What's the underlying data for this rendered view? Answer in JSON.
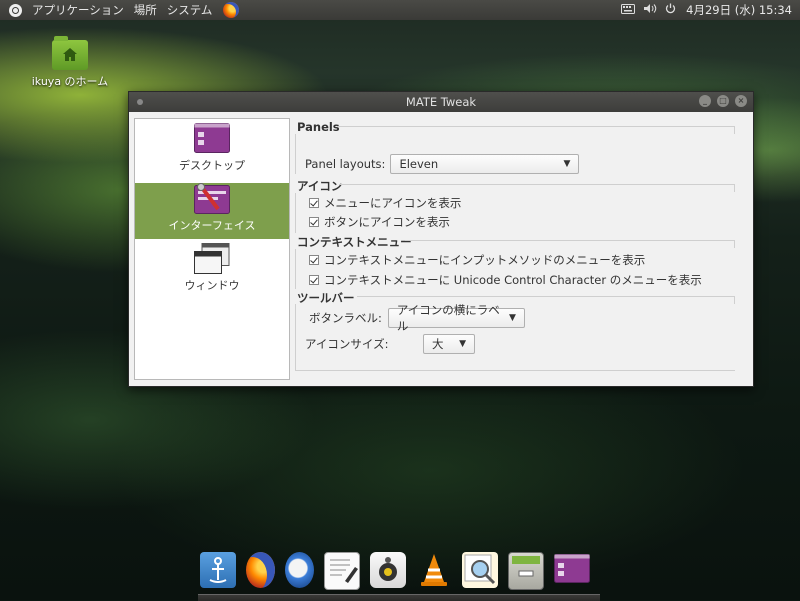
{
  "top_panel": {
    "menu_applications": "アプリケーション",
    "menu_places": "場所",
    "menu_system": "システム",
    "clock": "4月29日 (水) 15:34"
  },
  "desktop": {
    "home_label": "ikuya のホーム"
  },
  "window": {
    "title": "MATE Tweak",
    "sidebar": [
      {
        "label": "デスクトップ",
        "icon": "desktop-icon",
        "active": false
      },
      {
        "label": "インターフェイス",
        "icon": "interface-icon",
        "active": true
      },
      {
        "label": "ウィンドウ",
        "icon": "window-icon",
        "active": false
      }
    ],
    "panels": {
      "title": "Panels",
      "layouts_label": "Panel layouts:",
      "layouts_value": "Eleven"
    },
    "icons": {
      "title": "アイコン",
      "menu_icons": "メニューにアイコンを表示",
      "button_icons": "ボタンにアイコンを表示"
    },
    "context_menu": {
      "title": "コンテキストメニュー",
      "input_methods": "コンテキストメニューにインプットメソッドのメニューを表示",
      "unicode": "コンテキストメニューに Unicode Control Character のメニューを表示"
    },
    "toolbar": {
      "title": "ツールバー",
      "button_label_label": "ボタンラベル:",
      "button_label_value": "アイコンの横にラベル",
      "icon_size_label": "アイコンサイズ:",
      "icon_size_value": "大"
    }
  },
  "dock": {
    "items": [
      "anchor-icon",
      "firefox-icon",
      "thunderbird-icon",
      "text-editor-icon",
      "speaker-icon",
      "vlc-icon",
      "image-viewer-icon",
      "archive-icon",
      "mate-tweak-icon"
    ]
  },
  "colors": {
    "accent": "#7e9f4c",
    "panel": "#3d3d3b"
  }
}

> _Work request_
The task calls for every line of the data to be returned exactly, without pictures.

> _Task response_
What's the underlying data for this rendered view? Answer in JSON.
{
  "top_panel": {
    "menu_applications": "アプリケーション",
    "menu_places": "場所",
    "menu_system": "システム",
    "clock": "4月29日 (水) 15:34"
  },
  "desktop": {
    "home_label": "ikuya のホーム"
  },
  "window": {
    "title": "MATE Tweak",
    "sidebar": [
      {
        "label": "デスクトップ",
        "icon": "desktop-icon",
        "active": false
      },
      {
        "label": "インターフェイス",
        "icon": "interface-icon",
        "active": true
      },
      {
        "label": "ウィンドウ",
        "icon": "window-icon",
        "active": false
      }
    ],
    "panels": {
      "title": "Panels",
      "layouts_label": "Panel layouts:",
      "layouts_value": "Eleven"
    },
    "icons": {
      "title": "アイコン",
      "menu_icons": "メニューにアイコンを表示",
      "button_icons": "ボタンにアイコンを表示"
    },
    "context_menu": {
      "title": "コンテキストメニュー",
      "input_methods": "コンテキストメニューにインプットメソッドのメニューを表示",
      "unicode": "コンテキストメニューに Unicode Control Character のメニューを表示"
    },
    "toolbar": {
      "title": "ツールバー",
      "button_label_label": "ボタンラベル:",
      "button_label_value": "アイコンの横にラベル",
      "icon_size_label": "アイコンサイズ:",
      "icon_size_value": "大"
    }
  },
  "dock": {
    "items": [
      "anchor-icon",
      "firefox-icon",
      "thunderbird-icon",
      "text-editor-icon",
      "speaker-icon",
      "vlc-icon",
      "image-viewer-icon",
      "archive-icon",
      "mate-tweak-icon"
    ]
  },
  "colors": {
    "accent": "#7e9f4c",
    "panel": "#3d3d3b"
  }
}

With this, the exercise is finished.